The most recent press releases about innovation >>>

Die letzten 5 Focus-News des innovations-reports im Überblick:

Im Focus: A “cosmic snake” reveals the structure of remote galaxies

The formation of stars in distant galaxies is still largely unexplored. For the first time, astron-omers at the University of Geneva have now been able to closely observe a star system six billion light-years away. In doing so, they are confirming earlier simulations made by the University of Zurich. One special effect is made possible by the multiple reflections of images that run through the cosmos like a snake.

Today, astronomers have a pretty accurate idea of how stars were formed in the recent cosmic past. But do these laws also apply to older galaxies? For around a...

Im Focus: Visual intelligence is not the same as IQ

Just because someone is smart and well-motivated doesn't mean he or she can learn the visual skills needed to excel at tasks like matching fingerprints, interpreting medical X-rays, keeping track of aircraft on radar displays or forensic face matching.

That is the implication of a new study which shows for the first time that there is a broad range of differences in people's visual ability and that these...

Im Focus: Novel Nano-CT device creates high-resolution 3D-X-rays of tiny velvet worm legs

Computer Tomography (CT) is a standard procedure in hospitals, but so far, the technology has not been suitable for imaging extremely small objects. In PNAS, a team from the Technical University of Munich (TUM) describes a Nano-CT device that creates three-dimensional x-ray images at resolutions up to 100 nanometers. The first test application: Together with colleagues from the University of Kassel and Helmholtz-Zentrum Geesthacht the researchers analyzed the locomotory system of a velvet worm.
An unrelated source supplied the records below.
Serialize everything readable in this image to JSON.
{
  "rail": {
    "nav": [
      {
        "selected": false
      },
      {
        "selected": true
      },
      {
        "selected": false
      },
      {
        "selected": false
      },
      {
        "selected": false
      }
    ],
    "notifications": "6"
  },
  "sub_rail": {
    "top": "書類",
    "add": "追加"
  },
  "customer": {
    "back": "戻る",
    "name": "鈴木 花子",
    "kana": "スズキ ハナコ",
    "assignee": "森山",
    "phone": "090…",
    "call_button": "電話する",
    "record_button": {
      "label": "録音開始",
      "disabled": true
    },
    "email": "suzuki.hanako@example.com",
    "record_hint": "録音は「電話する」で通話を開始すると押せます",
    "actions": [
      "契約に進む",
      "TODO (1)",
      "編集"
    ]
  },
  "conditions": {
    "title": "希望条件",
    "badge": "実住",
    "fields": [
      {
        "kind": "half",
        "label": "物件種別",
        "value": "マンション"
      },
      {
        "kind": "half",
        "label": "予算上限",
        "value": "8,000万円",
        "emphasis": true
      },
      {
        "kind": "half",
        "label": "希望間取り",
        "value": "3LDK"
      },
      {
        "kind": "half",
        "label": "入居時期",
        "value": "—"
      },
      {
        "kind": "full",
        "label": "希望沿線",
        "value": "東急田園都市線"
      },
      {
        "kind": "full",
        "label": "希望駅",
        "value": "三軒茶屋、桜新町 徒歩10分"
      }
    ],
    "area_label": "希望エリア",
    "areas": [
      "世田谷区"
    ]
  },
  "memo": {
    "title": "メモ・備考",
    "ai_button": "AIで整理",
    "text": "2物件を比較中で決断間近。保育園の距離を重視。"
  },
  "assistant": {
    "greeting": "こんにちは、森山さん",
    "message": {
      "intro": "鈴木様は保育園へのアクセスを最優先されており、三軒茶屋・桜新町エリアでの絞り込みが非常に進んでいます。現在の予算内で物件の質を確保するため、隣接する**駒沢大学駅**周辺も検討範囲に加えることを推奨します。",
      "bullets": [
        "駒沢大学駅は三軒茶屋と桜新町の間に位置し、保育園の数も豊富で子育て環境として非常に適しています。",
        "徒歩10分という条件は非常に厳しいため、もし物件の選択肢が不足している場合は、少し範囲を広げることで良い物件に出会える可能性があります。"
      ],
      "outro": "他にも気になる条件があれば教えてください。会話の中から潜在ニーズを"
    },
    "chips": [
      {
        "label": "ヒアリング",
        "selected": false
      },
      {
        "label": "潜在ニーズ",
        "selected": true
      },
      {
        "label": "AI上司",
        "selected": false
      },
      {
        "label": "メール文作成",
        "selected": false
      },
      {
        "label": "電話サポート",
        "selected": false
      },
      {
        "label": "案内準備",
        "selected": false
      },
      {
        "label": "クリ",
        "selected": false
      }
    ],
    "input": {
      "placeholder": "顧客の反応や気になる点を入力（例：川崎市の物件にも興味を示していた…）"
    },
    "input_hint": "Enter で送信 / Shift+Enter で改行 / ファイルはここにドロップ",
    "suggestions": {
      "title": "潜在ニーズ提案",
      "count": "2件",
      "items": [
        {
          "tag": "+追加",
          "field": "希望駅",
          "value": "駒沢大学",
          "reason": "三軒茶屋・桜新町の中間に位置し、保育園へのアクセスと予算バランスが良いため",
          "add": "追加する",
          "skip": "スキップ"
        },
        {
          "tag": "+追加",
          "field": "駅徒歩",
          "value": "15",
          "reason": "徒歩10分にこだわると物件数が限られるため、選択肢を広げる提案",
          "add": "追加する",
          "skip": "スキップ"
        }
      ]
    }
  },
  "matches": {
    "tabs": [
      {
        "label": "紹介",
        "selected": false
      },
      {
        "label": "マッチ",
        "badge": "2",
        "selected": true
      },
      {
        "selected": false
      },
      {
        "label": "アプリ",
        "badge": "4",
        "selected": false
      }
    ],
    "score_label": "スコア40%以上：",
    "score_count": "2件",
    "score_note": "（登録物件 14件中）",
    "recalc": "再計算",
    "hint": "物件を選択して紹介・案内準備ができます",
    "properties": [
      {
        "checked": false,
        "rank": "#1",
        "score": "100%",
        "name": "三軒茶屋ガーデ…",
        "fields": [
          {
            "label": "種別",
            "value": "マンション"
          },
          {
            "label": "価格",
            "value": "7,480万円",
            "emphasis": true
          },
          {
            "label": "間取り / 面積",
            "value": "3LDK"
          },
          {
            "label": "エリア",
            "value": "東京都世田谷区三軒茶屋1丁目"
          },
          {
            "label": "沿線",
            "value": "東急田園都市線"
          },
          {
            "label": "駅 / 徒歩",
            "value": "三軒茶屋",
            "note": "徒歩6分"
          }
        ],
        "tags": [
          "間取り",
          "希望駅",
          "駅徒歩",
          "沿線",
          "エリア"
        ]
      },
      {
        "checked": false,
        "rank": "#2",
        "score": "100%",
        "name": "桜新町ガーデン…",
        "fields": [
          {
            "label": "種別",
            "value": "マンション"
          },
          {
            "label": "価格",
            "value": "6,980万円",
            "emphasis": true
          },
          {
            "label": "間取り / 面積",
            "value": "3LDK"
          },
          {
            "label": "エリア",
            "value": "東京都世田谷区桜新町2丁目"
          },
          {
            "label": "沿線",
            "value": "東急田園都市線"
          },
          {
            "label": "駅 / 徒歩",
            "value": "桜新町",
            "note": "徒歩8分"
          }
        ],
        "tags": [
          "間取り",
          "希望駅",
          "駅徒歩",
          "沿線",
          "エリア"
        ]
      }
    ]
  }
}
During a CT analysis, the object under investigation is x-rayed and a detector measures the respective amount of radiation absorbed from various angles....

Im Focus: Researchers Develop Data Bus for Quantum Computer

The quantum world is fragile; error correction codes are needed to protect the information stored in a quantum object from the deteriorating effects of noise. Quantum physicists in Innsbruck have developed a protocol to pass quantum information between differently encoded building blocks of a future quantum computer, such as processors and memories. Scientists may use this protocol in the future to build a data bus for quantum computers. The researchers have published their work in the journal Nature Communications.

Future quantum computers will be able to solve problems where conventional computers fail today. We are still far away from any large-scale implementation,...

Im Focus: Wrinkles give heat a jolt in pillared graphene

Rice University researchers test 3-D carbon nanostructures' thermal transport abilities

Pillared graphene would transfer heat better if the theoretical material had a few asymmetric junctions that caused wrinkles, according to Rice University...

All Focus news of the innovation-report >>>

Anzeige

Anzeige

Event News

Ecology Across Borders: International conference brings together 1,500 ecologists

15.11.2017 | Event News

Road into laboratory: Users discuss biaxial fatigue-testing for car and truck wheel

15.11.2017 | Event News

#Berlin5GWeek: The right network for Industry 4.0

30.10.2017 | Event News

 
Latest News

NASA detects solar flare pulses at Sun and Earth

17.11.2017 | Physics and Astronomy

NIST scientists discover how to switch liver cancer cell growth from 2-D to 3-D structures

17.11.2017 | Health and Medicine

The importance of biodiversity in forests could increase due to climate change

17.11.2017 | Studies and Analyses

VideoLinks
B2B-VideoLinks
More VideoLinks >>>